The Pokemon franchise has been huge internationally since the late 90’s, but were you aware that in Japan there is a shop just for Pokemon called the Pokemon Center? There isn’t only one shop either, there is a chain of stores throughout the country, and mini stores in airports and train stations. They sell a huge variety of goods, and it’s not all for children.
Last year saw the opening of the biggest store, the Mega Tokyo Pokemon Center which is now the second branch in Tokyo. It celebrated a new type of Pokemon that ‘mega-evolve’ in the game (hence the name). The other 8 shops are smaller, but all celebrated the opening of the biggest yet by selling Pikachu, the brand’s mascot Pokemon, in the outfit of the ‘mega’ Pokemon called Charizard Y.
New goods are announced each Friday on the Japanese Pokemon website, and they can be anything from a huge themed release, or collaborative items with other companies. Previous collaborations have been with Harris Tweed, Seiko, Uniqlo, and 9FIVE.
These places aren’t limited to just being a shop, but also hold events in-store where they give out prizes for mini-games like bingo, host competitions for Pokemon Battles and exclusive downloads for anyone who has their Nintendo DS on them, and have game units for the latest arcade games. The most recent of those being Pokken, the Pokemon/Tekken crossover game.

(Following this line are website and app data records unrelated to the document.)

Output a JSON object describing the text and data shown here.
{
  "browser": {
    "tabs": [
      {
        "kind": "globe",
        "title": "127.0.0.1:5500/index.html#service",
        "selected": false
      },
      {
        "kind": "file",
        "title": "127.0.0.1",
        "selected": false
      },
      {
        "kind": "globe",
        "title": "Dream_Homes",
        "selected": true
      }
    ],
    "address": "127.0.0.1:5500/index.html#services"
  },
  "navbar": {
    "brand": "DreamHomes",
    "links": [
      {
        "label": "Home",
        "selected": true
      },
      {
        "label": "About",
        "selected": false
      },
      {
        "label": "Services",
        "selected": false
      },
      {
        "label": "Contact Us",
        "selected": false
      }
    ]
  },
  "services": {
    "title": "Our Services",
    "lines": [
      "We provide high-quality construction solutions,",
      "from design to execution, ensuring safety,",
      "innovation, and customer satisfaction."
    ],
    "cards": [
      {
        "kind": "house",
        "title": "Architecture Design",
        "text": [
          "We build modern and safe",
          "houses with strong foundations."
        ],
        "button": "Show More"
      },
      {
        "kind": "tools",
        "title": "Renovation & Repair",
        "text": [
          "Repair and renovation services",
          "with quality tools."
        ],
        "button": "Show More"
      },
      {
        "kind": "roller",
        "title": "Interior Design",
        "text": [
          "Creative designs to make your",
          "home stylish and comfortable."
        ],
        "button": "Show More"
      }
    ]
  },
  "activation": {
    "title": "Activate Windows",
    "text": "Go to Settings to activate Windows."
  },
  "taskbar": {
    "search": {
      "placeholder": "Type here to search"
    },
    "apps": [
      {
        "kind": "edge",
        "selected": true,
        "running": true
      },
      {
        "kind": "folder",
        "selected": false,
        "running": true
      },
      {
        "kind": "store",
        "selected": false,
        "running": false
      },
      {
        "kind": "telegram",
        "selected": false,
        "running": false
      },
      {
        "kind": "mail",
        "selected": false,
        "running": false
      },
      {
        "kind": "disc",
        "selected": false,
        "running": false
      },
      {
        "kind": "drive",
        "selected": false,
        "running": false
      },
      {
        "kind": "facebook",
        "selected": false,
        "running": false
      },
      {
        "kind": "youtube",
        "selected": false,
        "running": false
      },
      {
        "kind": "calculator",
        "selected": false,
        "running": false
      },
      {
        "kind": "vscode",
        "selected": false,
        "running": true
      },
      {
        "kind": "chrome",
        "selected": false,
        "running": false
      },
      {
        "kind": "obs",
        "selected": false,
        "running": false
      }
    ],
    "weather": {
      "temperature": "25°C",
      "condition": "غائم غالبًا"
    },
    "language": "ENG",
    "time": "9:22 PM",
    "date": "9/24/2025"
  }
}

One thing of note about the chain is that they also raise money for Pokemon with You, a charity run by volunteers involved in the Pokemon company who hold events and support groups for children affected by the Great Eastern Japan Earthquake.
The stores are very popular with tourists who go to buy the limited rarities, as the stores are only in Japan and have no online shop to order internationally from. This makes a journey there more worthwhile and anything you buy there extra special, especially for long time lovers of the franchise. If you have friends who love the series and know you are visiting, you can expect them to plead with you to pick up something branded with the store name, such as the pin badges that say Osaka or Tokyo on them. The staff accommodate tourists very well, with a few English speaking staff in the store and offering you extra carrier bags for if you want to take them home as little gifts.